What to do :: Note each line in the data holding the string "Downloads" and report it.

Data excerpts ::
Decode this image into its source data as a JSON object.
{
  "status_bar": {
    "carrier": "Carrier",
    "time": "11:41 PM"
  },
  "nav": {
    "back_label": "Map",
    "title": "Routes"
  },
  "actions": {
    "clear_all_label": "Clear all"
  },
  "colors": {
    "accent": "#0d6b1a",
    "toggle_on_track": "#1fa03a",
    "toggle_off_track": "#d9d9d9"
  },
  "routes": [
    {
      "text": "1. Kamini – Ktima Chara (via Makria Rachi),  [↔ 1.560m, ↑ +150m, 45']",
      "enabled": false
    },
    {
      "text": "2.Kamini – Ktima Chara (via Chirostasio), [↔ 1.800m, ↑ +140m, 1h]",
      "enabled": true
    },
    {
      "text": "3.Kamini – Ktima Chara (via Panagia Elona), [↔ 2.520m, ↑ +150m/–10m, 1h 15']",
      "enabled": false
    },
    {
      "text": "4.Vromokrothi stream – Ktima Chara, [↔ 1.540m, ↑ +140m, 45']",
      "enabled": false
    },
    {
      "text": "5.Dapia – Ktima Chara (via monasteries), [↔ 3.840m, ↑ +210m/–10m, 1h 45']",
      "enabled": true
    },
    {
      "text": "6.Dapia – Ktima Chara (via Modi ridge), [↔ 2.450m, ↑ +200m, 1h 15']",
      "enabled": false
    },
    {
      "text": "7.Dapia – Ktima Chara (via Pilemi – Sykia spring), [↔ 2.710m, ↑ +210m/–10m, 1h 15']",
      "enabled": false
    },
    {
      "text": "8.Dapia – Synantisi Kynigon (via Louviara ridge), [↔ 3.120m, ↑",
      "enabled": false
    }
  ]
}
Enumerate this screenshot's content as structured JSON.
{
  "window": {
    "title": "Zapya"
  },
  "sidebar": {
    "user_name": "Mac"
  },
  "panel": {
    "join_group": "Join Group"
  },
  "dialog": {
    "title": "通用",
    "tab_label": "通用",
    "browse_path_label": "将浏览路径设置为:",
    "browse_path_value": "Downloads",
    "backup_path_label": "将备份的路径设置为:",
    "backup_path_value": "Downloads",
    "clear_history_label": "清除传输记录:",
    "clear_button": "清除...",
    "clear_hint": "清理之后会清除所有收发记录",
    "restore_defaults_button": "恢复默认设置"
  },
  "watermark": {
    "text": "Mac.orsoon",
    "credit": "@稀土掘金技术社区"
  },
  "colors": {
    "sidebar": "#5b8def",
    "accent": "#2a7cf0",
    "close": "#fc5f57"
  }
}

Reply ::
    "browse_path_value": "Downloads",
    "backup_path_value": "Downloads",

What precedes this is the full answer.